_WHAT NEEDS TO BE DONE_.
If any record holds an image, omit the image and print the rest exactly.

====== RECORDS TO USE ======

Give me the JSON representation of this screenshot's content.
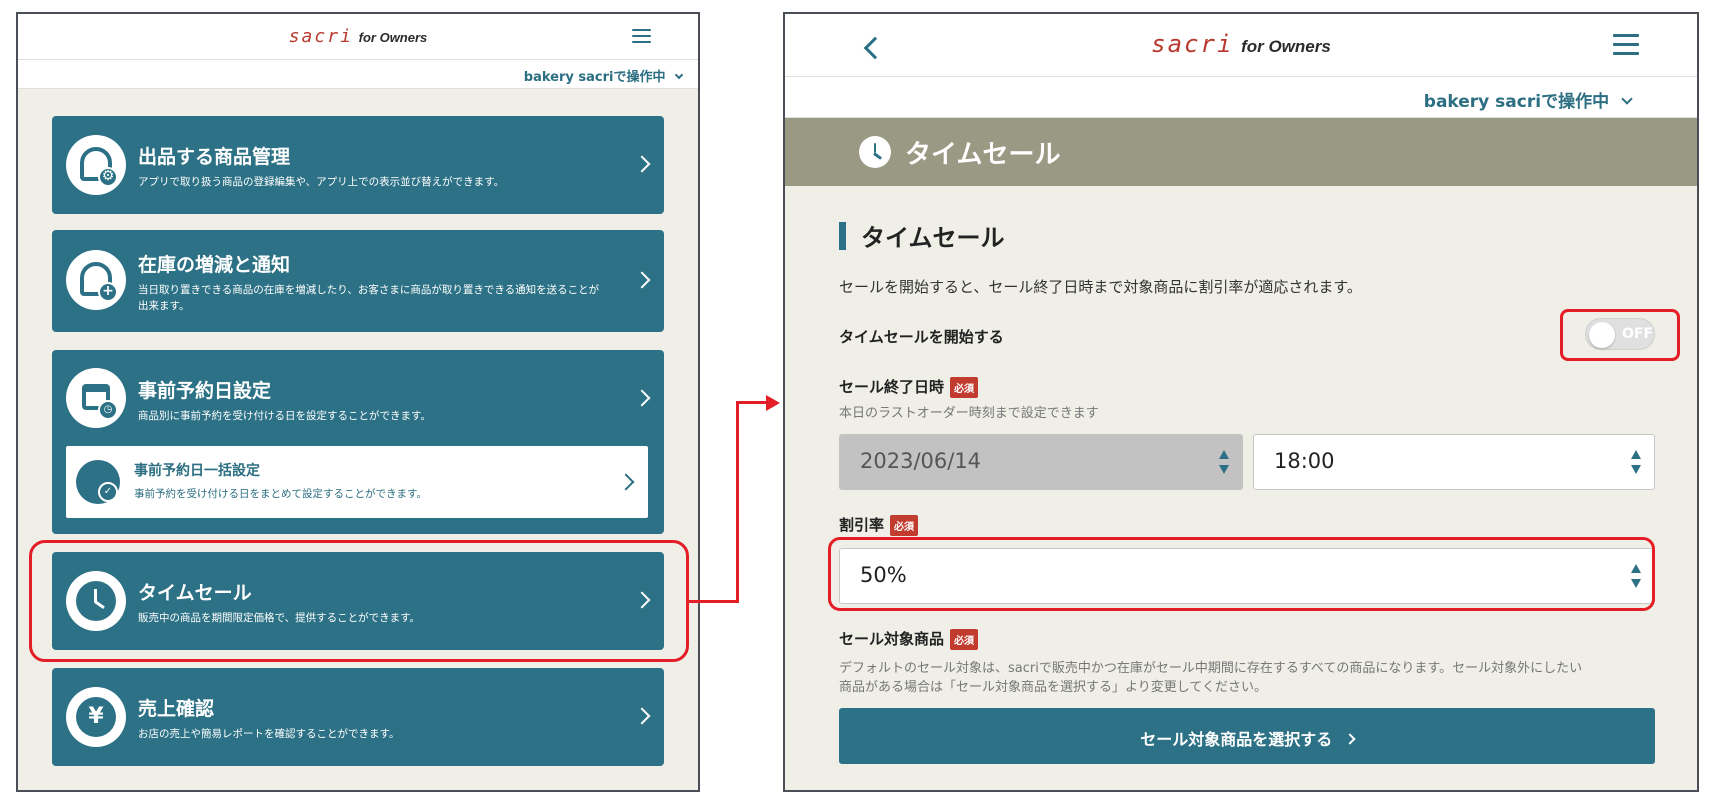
{
  "brand": {
    "logo": "sacri",
    "suffix": "for Owners"
  },
  "account": {
    "label": "bakery sacriで操作中"
  },
  "left": {
    "cards": [
      {
        "title": "出品する商品管理",
        "desc": "アプリで取り扱う商品の登録編集や、アプリ上での表示並び替えができます。"
      },
      {
        "title": "在庫の増減と通知",
        "desc": "当日取り置きできる商品の在庫を増減したり、お客さまに商品が取り置きできる通知を送ることが出来ます。"
      },
      {
        "title": "事前予約日設定",
        "desc": "商品別に事前予約を受け付ける日を設定することができます。"
      },
      {
        "title": "タイムセール",
        "desc": "販売中の商品を期間限定価格で、提供することができます。"
      },
      {
        "title": "売上確認",
        "desc": "お店の売上や簡易レポートを確認することができます。"
      }
    ],
    "subcard": {
      "title": "事前予約日一括設定",
      "desc": "事前予約を受け付ける日をまとめて設定することができます。"
    },
    "yen_glyph": "¥"
  },
  "right": {
    "banner_title": "タイムセール",
    "section_title": "タイムセール",
    "intro": "セールを開始すると、セール終了日時まで対象商品に割引率が適応されます。",
    "start_label": "タイムセールを開始する",
    "toggle_state": "OFF",
    "end_label": "セール終了日時",
    "required": "必須",
    "end_hint": "本日のラストオーダー時刻まで設定できます",
    "end_date": "2023/06/14",
    "end_time": "18:00",
    "discount_label": "割引率",
    "discount_value": "50%",
    "target_label": "セール対象商品",
    "target_hint_1": "デフォルトのセール対象は、sacriで販売中かつ在庫がセール中期間に存在するすべての商品になります。セール対象外にしたい",
    "target_hint_2": "商品がある場合は「セール対象商品を選択する」より変更してください。",
    "select_button": "セール対象商品を選択する"
  },
  "colors": {
    "primary": "#2c7185",
    "accent": "#b83a2e",
    "highlight": "#e41e26",
    "banner": "#9a9984",
    "background": "#efeee7"
  }
}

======

_RESPONSE AREA_.
Give me the JSON representation of this screenshot's content.
{
  "brand": {
    "logo": "sacri",
    "suffix": "for Owners"
  },
  "account": {
    "label": "bakery sacriで操作中"
  },
  "left": {
    "cards": [
      {
        "title": "出品する商品管理",
        "desc": "アプリで取り扱う商品の登録編集や、アプリ上での表示並び替えができます。"
      },
      {
        "title": "在庫の増減と通知",
        "desc": "当日取り置きできる商品の在庫を増減したり、お客さまに商品が取り置きできる通知を送ることが出来ます。"
      },
      {
        "title": "事前予約日設定",
        "desc": "商品別に事前予約を受け付ける日を設定することができます。"
      },
      {
        "title": "タイムセール",
        "desc": "販売中の商品を期間限定価格で、提供することができます。"
      },
      {
        "title": "売上確認",
        "desc": "お店の売上や簡易レポートを確認することができます。"
      }
    ],
    "subcard": {
      "title": "事前予約日一括設定",
      "desc": "事前予約を受け付ける日をまとめて設定することができます。"
    },
    "yen_glyph": "¥"
  },
  "right": {
    "banner_title": "タイムセール",
    "section_title": "タイムセール",
    "intro": "セールを開始すると、セール終了日時まで対象商品に割引率が適応されます。",
    "start_label": "タイムセールを開始する",
    "toggle_state": "OFF",
    "end_label": "セール終了日時",
    "required": "必須",
    "end_hint": "本日のラストオーダー時刻まで設定できます",
    "end_date": "2023/06/14",
    "end_time": "18:00",
    "discount_label": "割引率",
    "discount_value": "50%",
    "target_label": "セール対象商品",
    "target_hint_1": "デフォルトのセール対象は、sacriで販売中かつ在庫がセール中期間に存在するすべての商品になります。セール対象外にしたい",
    "target_hint_2": "商品がある場合は「セール対象商品を選択する」より変更してください。",
    "select_button": "セール対象商品を選択する"
  },
  "colors": {
    "primary": "#2c7185",
    "accent": "#b83a2e",
    "highlight": "#e41e26",
    "banner": "#9a9984",
    "background": "#efeee7"
  }
}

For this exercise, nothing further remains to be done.